Jha AK, Epstein AM. Health Aff (Millwood). 2010;29:182-7.
This study surveyed more than 700 board chairs and found that fewer than half rated quality as one of their top two priorities. Few board chairs reported any dedicated training in quality, and large differences were present between board activities in high-performing versus low-performing hospitals. The latter provides opportunities for future intervention and policy change.
Weingart SN, Simchowitz B, Shiman L, et al. Arch Intern Med. 2009;169:1627-1632.
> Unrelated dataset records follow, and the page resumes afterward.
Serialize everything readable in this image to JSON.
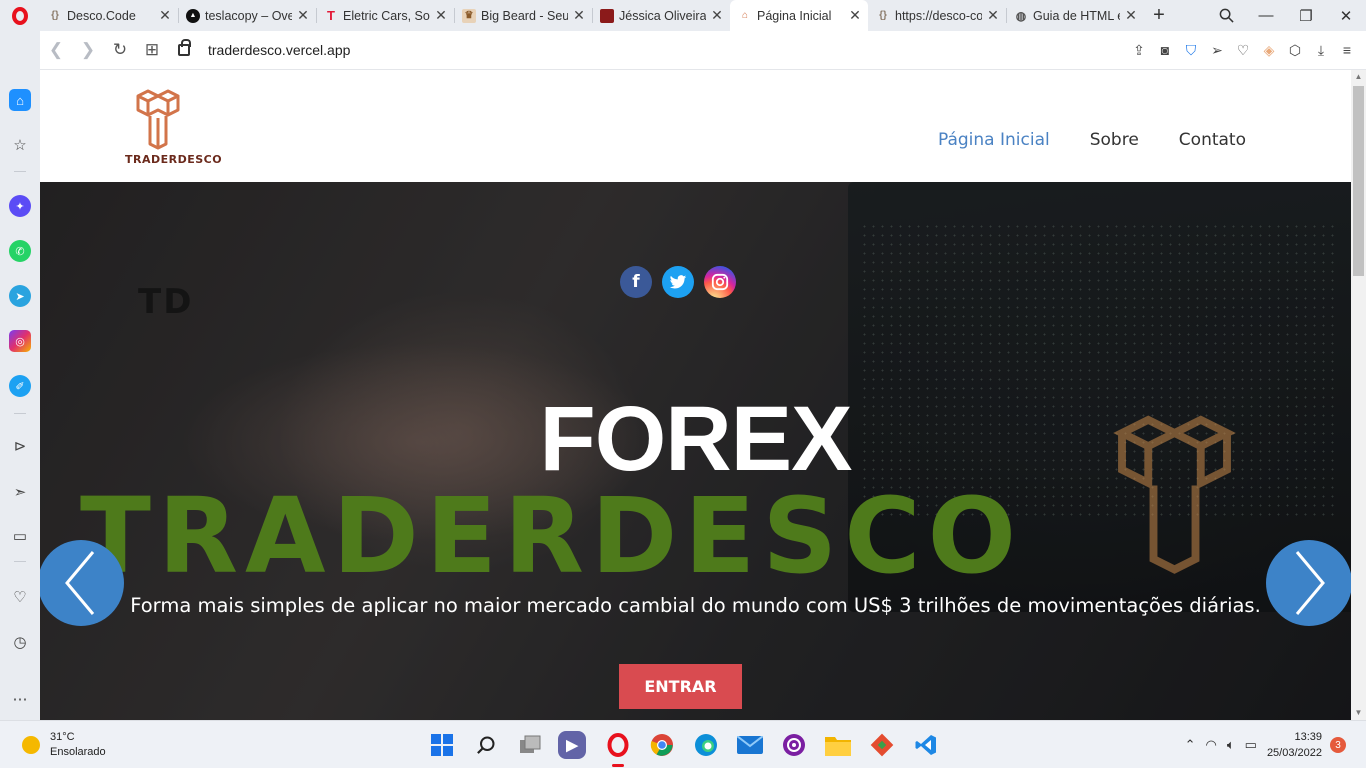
{
  "browser": {
    "tabs": [
      {
        "title": "Desco.Code",
        "favicon": "code-brackets",
        "fav_color": "#8a7a6a",
        "active": false
      },
      {
        "title": "teslacopy – Ove",
        "favicon": "vercel-triangle",
        "fav_color": "#111111",
        "active": false
      },
      {
        "title": "Eletric Cars, Sola",
        "favicon": "tesla-logo",
        "fav_color": "#e31937",
        "active": false
      },
      {
        "title": "Big Beard - Seu",
        "favicon": "barber-logo",
        "fav_color": "#b07a4a",
        "active": false
      },
      {
        "title": "Jéssica Oliveira",
        "favicon": "portrait",
        "fav_color": "#8b1a1a",
        "active": false
      },
      {
        "title": "Página Inicial",
        "favicon": "traderdesco-logo",
        "fav_color": "#d2744a",
        "active": true
      },
      {
        "title": "https://desco-co",
        "favicon": "code-brackets",
        "fav_color": "#8a7a6a",
        "active": false
      },
      {
        "title": "Guia de HTML e",
        "favicon": "globe",
        "fav_color": "#555555",
        "active": false
      }
    ],
    "url": "traderdesco.vercel.app"
  },
  "site": {
    "logo_text": "TRADERDESCO",
    "nav": [
      {
        "label": "Página Inicial",
        "current": true
      },
      {
        "label": "Sobre",
        "current": false
      },
      {
        "label": "Contato",
        "current": false
      }
    ],
    "hero": {
      "watermark": "TD",
      "title": "FOREX",
      "brand": "TRADERDESCO",
      "subtitle": "Forma mais simples de aplicar no maior mercado cambial do mundo com US$ 3 trilhões de movimentações diárias.",
      "cta": "ENTRAR",
      "brand_color": "#4e7a1b",
      "cta_color": "#d94b50"
    },
    "social": [
      "facebook",
      "twitter",
      "instagram"
    ]
  },
  "taskbar": {
    "weather_temp": "31°C",
    "weather_desc": "Ensolarado",
    "time": "13:39",
    "date": "25/03/2022",
    "notifications": "3"
  }
}
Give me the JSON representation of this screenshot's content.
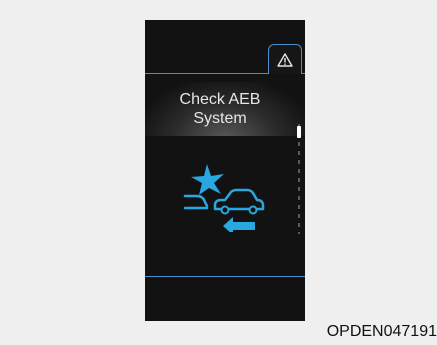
{
  "cluster_display": {
    "tab_icon": "warning-triangle-icon",
    "message": {
      "line1": "Check AEB",
      "line2": "System"
    },
    "graphic_icon": "aeb-collision-icon",
    "accent_color": "#4a8fcf",
    "symbol_color": "#29a7e1",
    "background_color": "#121212"
  },
  "caption": "OPDEN047191"
}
E-prescribing is a growing solution to prevent medication errors, with insurers rewarding the practice and high-risk settings adopting the technology. This study surveyed more than 180 ambulatory providers who use e-prescribing systems and found that respondents believed the system improved the quality of care delivered, prevented errors, and enhanced both patient satisfaction and clinical efficiency. However, less than half the respondents were satisfied with the drug interaction and allergy alerts. The authors advocate for better design of alert systems to prevent alert fatigue yet promote safe prescribing practices. The challenges of implementing effective medication decision support systems are discussed in an AHRQ WebM&M perspective.